Next, a cookbook has to be able to foresee the upcoming food trends. “A cookbook normally takes about one to two years to produce,” said Duggan. Most aspiring cookbook authors have great ideas, but by the time the book comes out, their specific food trend could be irrelevant, which every writer fears.
If you ever wanted to see what a foodie’s holy grail of libraries was, you would have to look no further than the Fales Library, located inside the NYU Bobst library on the third floor.
Among the throngs of dusty rare books and fragile documents are at least 60,000 cookbooks collected throughout the years which span a wide variety of food topics such as bridal cookbooks, for those who are more likely to burn water than make a meal, to the classic first edition of the “The Joy of Cooking” by Irma S. Rombauer.

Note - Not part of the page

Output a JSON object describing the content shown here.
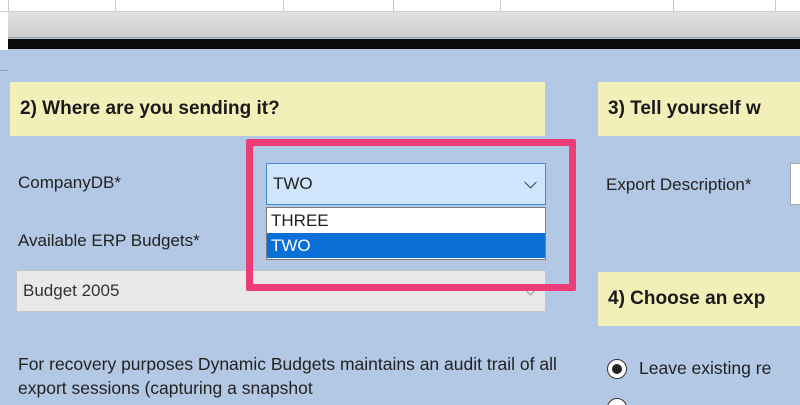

The library’s director, Marvin J. Taylor is an eccentric man who claims that his favorite book of the 20th century is Cormac McCarthy’s “Blood Meridian” and is extremely passionate about all things punk rock and, more important, food, especially cookbooks. While Marvin is a wealth of knowledge on cooking and cookbooks of all types and generations, he does admit that while he has tried every kind of meat from pigeon to rabbit, he in fact “doesn’t have a sweet tooth at all” and really doesn’t care for desserts, which many people consider to be the best part of the meal.
Today I attempted to make, from Tara Duggen’s “From Root to Stalk” cookbook, the garlic braised greens. I am happy to report that I actually really enjoyed it!
I am not the biggest fan of kale, or any greens for that matter, but one of my roommates is obsessed with it so I have an endless amount in my refrigerator at all times. I wanted to pick a recipe that was relatively easy to make and didn’t require me to go out and buy much since my money is pretty tight at the moment.
|Freshly washed kale from the bag
When you live in New York, it is so easy to become caught up in your own life and not take a minute to stop and realize the amazing city around you. I have to constantly remind myself of how blessed I am to be in one of the best cities in the world and how I need to take advantage of what is around me.
Of course that is much easier said that done. I often find myself getting takeout from the same three restaurants, watching trashy reality television shows, and complaining about how I have nothing to do every weekend. This weekend, while I still watched my fair share of reality shows, MTV’s “Are You The One?” premiered this Thursday and you bet I watched it, I also went to one of New York’s best hidden gem museums, the Tenement Museum on 109 Orchard St.
|Picture taken at a NYC Street fair on 3rd ave.
Most people, when they think about hemp they think about hippies, the
70’s, and weed. Hemp, in its original state, is a grain. While the
grain can be turned into the ever-popular cannabis, there is much more
to hemp. You can buy everything from hemp clothing to hemp body wash;
hemp is also extremely high in vitamins A and E as well as minerals
and fiber, according to Reuters. When the Journal of Agricultural and
Food Chemistry tested hempseed on animals, scientists noted the
potential for hempseed to be an anticoagulant, an agent that can help
dissolve blood clots in the body. Read More
This weekend I went to The Museum of the City of New York on 103rd and 5th on the Upper East Side. The first thing that caught my eye in this museum was the gorgeous marble winding staircase and hanging lights in the middle of the first floor. The second picture I took is from the second floor looking down at the staircase.